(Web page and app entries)
◇ ◇ ◇
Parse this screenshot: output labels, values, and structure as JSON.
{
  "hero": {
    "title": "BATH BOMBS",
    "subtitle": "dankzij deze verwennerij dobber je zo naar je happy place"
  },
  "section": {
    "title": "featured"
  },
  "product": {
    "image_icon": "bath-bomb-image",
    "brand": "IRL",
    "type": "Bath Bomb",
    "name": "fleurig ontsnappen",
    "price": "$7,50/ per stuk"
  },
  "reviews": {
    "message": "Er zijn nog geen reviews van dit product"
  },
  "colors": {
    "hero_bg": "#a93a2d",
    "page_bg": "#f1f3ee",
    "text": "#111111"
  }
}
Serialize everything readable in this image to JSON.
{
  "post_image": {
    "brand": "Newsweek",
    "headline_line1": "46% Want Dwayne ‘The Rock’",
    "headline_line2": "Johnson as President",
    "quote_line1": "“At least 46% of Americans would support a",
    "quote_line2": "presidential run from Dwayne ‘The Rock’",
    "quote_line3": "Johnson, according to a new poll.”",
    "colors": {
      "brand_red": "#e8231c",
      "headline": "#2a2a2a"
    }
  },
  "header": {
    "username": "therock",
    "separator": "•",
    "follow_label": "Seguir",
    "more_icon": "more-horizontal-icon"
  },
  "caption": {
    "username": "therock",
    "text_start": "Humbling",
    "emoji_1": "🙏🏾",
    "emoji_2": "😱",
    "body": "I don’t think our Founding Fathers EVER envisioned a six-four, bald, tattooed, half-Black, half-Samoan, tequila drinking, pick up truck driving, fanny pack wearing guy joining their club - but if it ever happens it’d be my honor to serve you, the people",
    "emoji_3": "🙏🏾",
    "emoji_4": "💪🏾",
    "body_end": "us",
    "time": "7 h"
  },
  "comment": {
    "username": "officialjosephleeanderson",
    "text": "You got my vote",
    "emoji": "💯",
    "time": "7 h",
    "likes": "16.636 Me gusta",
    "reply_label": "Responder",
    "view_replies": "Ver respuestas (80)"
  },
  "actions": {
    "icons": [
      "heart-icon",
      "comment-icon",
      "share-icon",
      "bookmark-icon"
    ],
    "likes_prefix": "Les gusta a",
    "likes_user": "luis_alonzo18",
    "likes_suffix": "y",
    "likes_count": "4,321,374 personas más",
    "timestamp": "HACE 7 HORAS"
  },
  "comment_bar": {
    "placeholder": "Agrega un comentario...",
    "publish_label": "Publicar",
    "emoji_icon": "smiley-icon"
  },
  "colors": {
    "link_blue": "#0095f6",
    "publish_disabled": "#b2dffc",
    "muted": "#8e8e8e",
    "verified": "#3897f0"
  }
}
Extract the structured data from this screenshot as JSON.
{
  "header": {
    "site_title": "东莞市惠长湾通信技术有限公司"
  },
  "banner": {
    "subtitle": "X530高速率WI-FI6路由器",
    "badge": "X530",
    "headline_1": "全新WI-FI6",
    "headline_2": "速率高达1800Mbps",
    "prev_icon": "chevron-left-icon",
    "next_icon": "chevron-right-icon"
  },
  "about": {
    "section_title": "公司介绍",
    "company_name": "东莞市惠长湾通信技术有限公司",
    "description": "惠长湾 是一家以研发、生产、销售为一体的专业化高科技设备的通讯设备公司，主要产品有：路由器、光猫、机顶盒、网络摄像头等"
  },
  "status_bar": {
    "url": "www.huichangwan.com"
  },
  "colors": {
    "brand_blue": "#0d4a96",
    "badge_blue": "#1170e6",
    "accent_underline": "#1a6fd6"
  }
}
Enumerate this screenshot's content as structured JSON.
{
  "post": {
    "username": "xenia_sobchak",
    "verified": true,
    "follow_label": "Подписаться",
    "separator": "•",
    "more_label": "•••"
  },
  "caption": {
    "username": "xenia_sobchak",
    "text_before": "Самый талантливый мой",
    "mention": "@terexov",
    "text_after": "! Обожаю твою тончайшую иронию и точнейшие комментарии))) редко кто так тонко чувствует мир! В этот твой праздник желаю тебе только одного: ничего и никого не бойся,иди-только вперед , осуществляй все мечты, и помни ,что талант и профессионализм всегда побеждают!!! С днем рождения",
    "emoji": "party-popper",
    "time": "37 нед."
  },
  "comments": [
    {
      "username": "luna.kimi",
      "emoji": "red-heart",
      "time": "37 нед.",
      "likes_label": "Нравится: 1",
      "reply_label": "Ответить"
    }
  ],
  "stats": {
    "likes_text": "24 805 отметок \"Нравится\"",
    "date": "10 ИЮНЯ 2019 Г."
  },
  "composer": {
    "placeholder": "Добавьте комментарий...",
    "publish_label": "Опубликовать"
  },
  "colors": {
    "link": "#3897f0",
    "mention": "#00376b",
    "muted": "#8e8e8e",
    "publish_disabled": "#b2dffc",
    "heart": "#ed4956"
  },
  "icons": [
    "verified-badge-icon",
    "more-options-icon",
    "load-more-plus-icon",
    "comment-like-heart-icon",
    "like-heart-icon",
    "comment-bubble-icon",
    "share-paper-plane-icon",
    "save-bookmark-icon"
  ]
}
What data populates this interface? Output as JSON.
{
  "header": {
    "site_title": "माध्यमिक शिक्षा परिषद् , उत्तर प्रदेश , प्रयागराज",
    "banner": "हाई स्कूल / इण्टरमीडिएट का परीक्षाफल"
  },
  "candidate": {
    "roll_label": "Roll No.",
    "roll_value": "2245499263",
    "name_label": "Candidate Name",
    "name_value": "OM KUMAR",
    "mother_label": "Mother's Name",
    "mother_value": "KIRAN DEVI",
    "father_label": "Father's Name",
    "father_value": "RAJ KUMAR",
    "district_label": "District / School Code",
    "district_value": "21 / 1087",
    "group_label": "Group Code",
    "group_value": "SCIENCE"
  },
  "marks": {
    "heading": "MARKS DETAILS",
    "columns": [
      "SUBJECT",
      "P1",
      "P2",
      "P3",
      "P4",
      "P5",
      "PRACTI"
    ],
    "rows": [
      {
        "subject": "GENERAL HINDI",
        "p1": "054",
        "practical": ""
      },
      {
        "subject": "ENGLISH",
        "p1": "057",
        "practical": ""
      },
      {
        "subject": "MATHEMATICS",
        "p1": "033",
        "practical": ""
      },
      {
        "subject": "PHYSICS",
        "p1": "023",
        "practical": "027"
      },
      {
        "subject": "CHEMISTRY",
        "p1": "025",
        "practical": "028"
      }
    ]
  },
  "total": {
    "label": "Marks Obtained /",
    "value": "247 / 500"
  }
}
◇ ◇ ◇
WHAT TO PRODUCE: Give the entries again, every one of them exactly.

ANSWER AREA:
Parse this screenshot: output labels, values, and structure as JSON.
{
  "hero": {
    "title": "BATH BOMBS",
    "subtitle": "dankzij deze verwennerij dobber je zo naar je happy place"
  },
  "section": {
    "title": "featured"
  },
  "product": {
    "image_icon": "bath-bomb-image",
    "brand": "IRL",
    "type": "Bath Bomb",
    "name": "fleurig ontsnappen",
    "price": "$7,50/ per stuk"
  },
  "reviews": {
    "message": "Er zijn nog geen reviews van dit product"
  },
  "colors": {
    "hero_bg": "#a93a2d",
    "page_bg": "#f1f3ee",
    "text": "#111111"
  }
}
Serialize everything readable in this image to JSON.
{
  "post_image": {
    "brand": "Newsweek",
    "headline_line1": "46% Want Dwayne ‘The Rock’",
    "headline_line2": "Johnson as President",
    "quote_line1": "“At least 46% of Americans would support a",
    "quote_line2": "presidential run from Dwayne ‘The Rock’",
    "quote_line3": "Johnson, according to a new poll.”",
    "colors": {
      "brand_red": "#e8231c",
      "headline": "#2a2a2a"
    }
  },
  "header": {
    "username": "therock",
    "separator": "•",
    "follow_label": "Seguir",
    "more_icon": "more-horizontal-icon"
  },
  "caption": {
    "username": "therock",
    "text_start": "Humbling",
    "emoji_1": "🙏🏾",
    "emoji_2": "😱",
    "body": "I don’t think our Founding Fathers EVER envisioned a six-four, bald, tattooed, half-Black, half-Samoan, tequila drinking, pick up truck driving, fanny pack wearing guy joining their club - but if it ever happens it’d be my honor to serve you, the people",
    "emoji_3": "🙏🏾",
    "emoji_4": "💪🏾",
    "body_end": "us",
    "time": "7 h"
  },
  "comment": {
    "username": "officialjosephleeanderson",
    "text": "You got my vote",
    "emoji": "💯",
    "time": "7 h",
    "likes": "16.636 Me gusta",
    "reply_label": "Responder",
    "view_replies": "Ver respuestas (80)"
  },
  "actions": {
    "icons": [
      "heart-icon",
      "comment-icon",
      "share-icon",
      "bookmark-icon"
    ],
    "likes_prefix": "Les gusta a",
    "likes_user": "luis_alonzo18",
    "likes_suffix": "y",
    "likes_count": "4,321,374 personas más",
    "timestamp": "HACE 7 HORAS"
  },
  "comment_bar": {
    "placeholder": "Agrega un comentario...",
    "publish_label": "Publicar",
    "emoji_icon": "smiley-icon"
  },
  "colors": {
    "link_blue": "#0095f6",
    "publish_disabled": "#b2dffc",
    "muted": "#8e8e8e",
    "verified": "#3897f0"
  }
}
Extract the structured data from this screenshot as JSON.
{
  "header": {
    "site_title": "东莞市惠长湾通信技术有限公司"
  },
  "banner": {
    "subtitle": "X530高速率WI-FI6路由器",
    "badge": "X530",
    "headline_1": "全新WI-FI6",
    "headline_2": "速率高达1800Mbps",
    "prev_icon": "chevron-left-icon",
    "next_icon": "chevron-right-icon"
  },
  "about": {
    "section_title": "公司介绍",
    "company_name": "东莞市惠长湾通信技术有限公司",
    "description": "惠长湾 是一家以研发、生产、销售为一体的专业化高科技设备的通讯设备公司，主要产品有：路由器、光猫、机顶盒、网络摄像头等"
  },
  "status_bar": {
    "url": "www.huichangwan.com"
  },
  "colors": {
    "brand_blue": "#0d4a96",
    "badge_blue": "#1170e6",
    "accent_underline": "#1a6fd6"
  }
}
Enumerate this screenshot's content as structured JSON.
{
  "post": {
    "username": "xenia_sobchak",
    "verified": true,
    "follow_label": "Подписаться",
    "separator": "•",
    "more_label": "•••"
  },
  "caption": {
    "username": "xenia_sobchak",
    "text_before": "Самый талантливый мой",
    "mention": "@terexov",
    "text_after": "! Обожаю твою тончайшую иронию и точнейшие комментарии))) редко кто так тонко чувствует мир! В этот твой праздник желаю тебе только одного: ничего и никого не бойся,иди-только вперед , осуществляй все мечты, и помни ,что талант и профессионализм всегда побеждают!!! С днем рождения",
    "emoji": "party-popper",
    "time": "37 нед."
  },
  "comments": [
    {
      "username": "luna.kimi",
      "emoji": "red-heart",
      "time": "37 нед.",
      "likes_label": "Нравится: 1",
      "reply_label": "Ответить"
    }
  ],
  "stats": {
    "likes_text": "24 805 отметок \"Нравится\"",
    "date": "10 ИЮНЯ 2019 Г."
  },
  "composer": {
    "placeholder": "Добавьте комментарий...",
    "publish_label": "Опубликовать"
  },
  "colors": {
    "link": "#3897f0",
    "mention": "#00376b",
    "muted": "#8e8e8e",
    "publish_disabled": "#b2dffc",
    "heart": "#ed4956"
  },
  "icons": [
    "verified-badge-icon",
    "more-options-icon",
    "load-more-plus-icon",
    "comment-like-heart-icon",
    "like-heart-icon",
    "comment-bubble-icon",
    "share-paper-plane-icon",
    "save-bookmark-icon"
  ]
}
What data populates this interface? Output as JSON.
{
  "header": {
    "site_title": "माध्यमिक शिक्षा परिषद् , उत्तर प्रदेश , प्रयागराज",
    "banner": "हाई स्कूल / इण्टरमीडिएट का परीक्षाफल"
  },
  "candidate": {
    "roll_label": "Roll No.",
    "roll_value": "2245499263",
    "name_label": "Candidate Name",
    "name_value": "OM KUMAR",
    "mother_label": "Mother's Name",
    "mother_value": "KIRAN DEVI",
    "father_label": "Father's Name",
    "father_value": "RAJ KUMAR",
    "district_label": "District / School Code",
    "district_value": "21 / 1087",
    "group_label": "Group Code",
    "group_value": "SCIENCE"
  },
  "marks": {
    "heading": "MARKS DETAILS",
    "columns": [
      "SUBJECT",
      "P1",
      "P2",
      "P3",
      "P4",
      "P5",
      "PRACTI"
    ],
    "rows": [
      {
        "subject": "GENERAL HINDI",
        "p1": "054",
        "practical": ""
      },
      {
        "subject": "ENGLISH",
        "p1": "057",
        "practical": ""
      },
      {
        "subject": "MATHEMATICS",
        "p1": "033",
        "practical": ""
      },
      {
        "subject": "PHYSICS",
        "p1": "023",
        "practical": "027"
      },
      {
        "subject": "CHEMISTRY",
        "p1": "025",
        "practical": "028"
      }
    ]
  },
  "total": {
    "label": "Marks Obtained /",
    "value": "247 / 500"
  }
}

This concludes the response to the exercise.